I talked at length with the owner's mom, a retired Cleveland Clinic nurse, who now works at Bickford. They add no sugar, salt, oil or alcohol to their flavorings--and they're even Kosher certified. Vanilla is the exception--which apparently needs alcohol for the suspension. Some of the flavors, like peanut, are oil soluble, and they need to be bottled in a suspension with an oil so they won't separate. Call the company if you have specific questions--they clearly list the oil-soluble flavors of their website.
All the water-based flavors are very concentrated--and you'll need much less than you would with typical extracts. Always start with at less than half the amount asked for in a recipe.
Looking over the extensive list of more than 100 flavors, I noticed blood-orange, tangerine, and pomegranate. These sounded very similar to some of the pricey flavored balsamic vinegars that are available at Olive Tap--so I off-handedly mentioned this to the owner's mom. "Oh, yes. We sell wholesale to Olive Tap. We're the source of their flavorings."
So there you go! Bickford Flavors could be the next new ingredient in your own homemade salad dressings & sauces. You'll find almost every flavor imaginable. I haven't place an order yet--but I definitely will. First up: Coconut (without the alcohol--finally!), blood orange, pomegranate, & tangerine.
Bickford's claim to fame: Dr. John Freeman, the retired Johns Hopkins Pediatric Neurologist, who wrote the Ketogenic Diets--treatments for epilepsy and other disorders, recommends Bickford Flavors in his book, as a way to make his high-fat diet more creative, and palatable for children with epilepsy.
Which Salad Green Gives Nitric Oxide Levels the Biggest Boost?
Turns out, 8 out of the top 10 vegetables for boosting your nitric oxide levels, are the green leafies! No surprise.
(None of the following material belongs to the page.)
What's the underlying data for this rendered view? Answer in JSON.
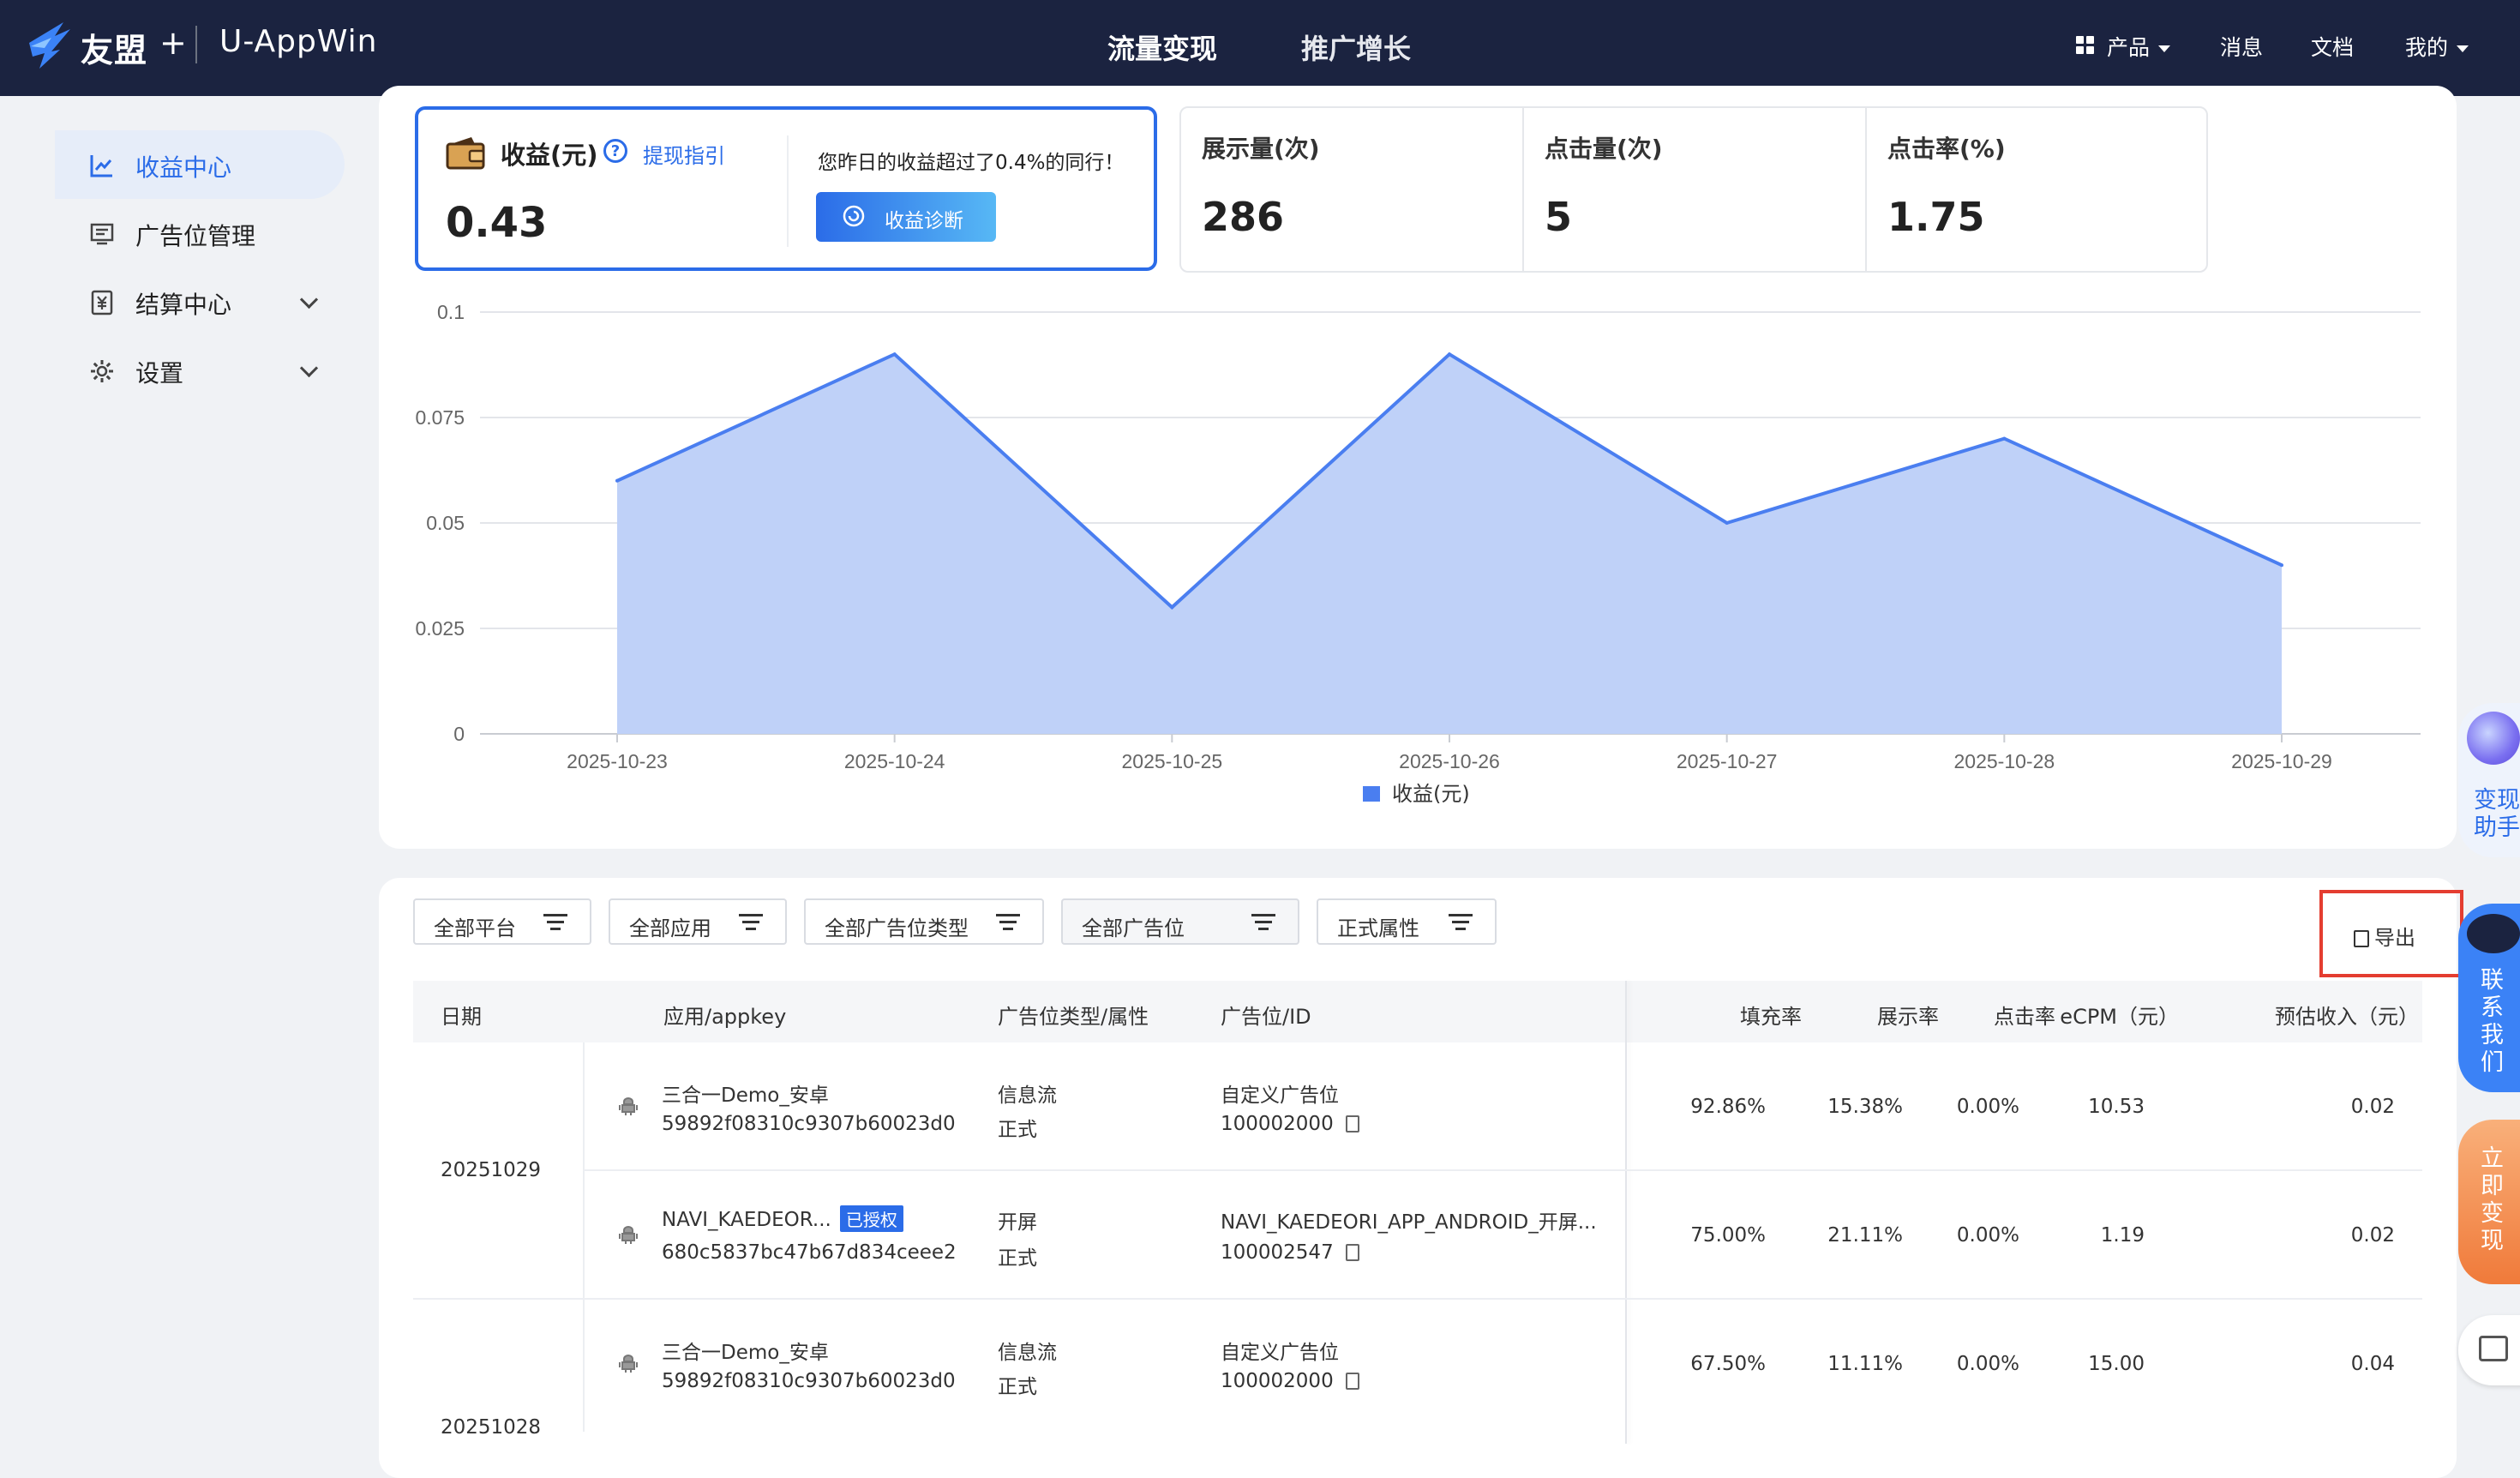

Watch Dr. Michael Greger's latest video that ranks vegetables by nitrate level--the raw ingredient for increasing nitric oxide levels--and find out which green leafy is no. 1. Video Spoiler: It's Arugula
Here's what Dr. Greger has to say:
"If nitrates can boost athletic performance and protect against heart disease, which vegetables have the most: beans, bulb vegetables (like garlic and onions), fruiting vegetables (like eggplant and squash), greens (such as arugula), mushrooms, root vegetables (such as carrots and beets), or stem vegetables (such as celery and rhubarb)?"
If you don't see the video on your screen, click here!
1. Webb AJ, Patel N, Loukogeorgakis S, Okorie M, Aboud Z, Misra S, Rashid R, Miall P, Deanfield J, Benjamin N, MacAllister R, Hobbs AJ, Ahluwalia A. Acute blood pressure lowering, vasoprotective, and antiplatelet properties of dietary nitrate via bioconversion to nitrite. Hypertension. 2008 Mar;51(3):784-90. Epub 2008 Feb 4.
OK, dear readers, I need your help with testing out and improving my humble salad dressing template! I know you can come up with something so much better!
I have some great cookbooks to mail to the 2 people with best tasting Creamy Chia Salad Dressing recipes. Please, leave out nuts or tahini. Let the Kitchen Lab Experiments, begin!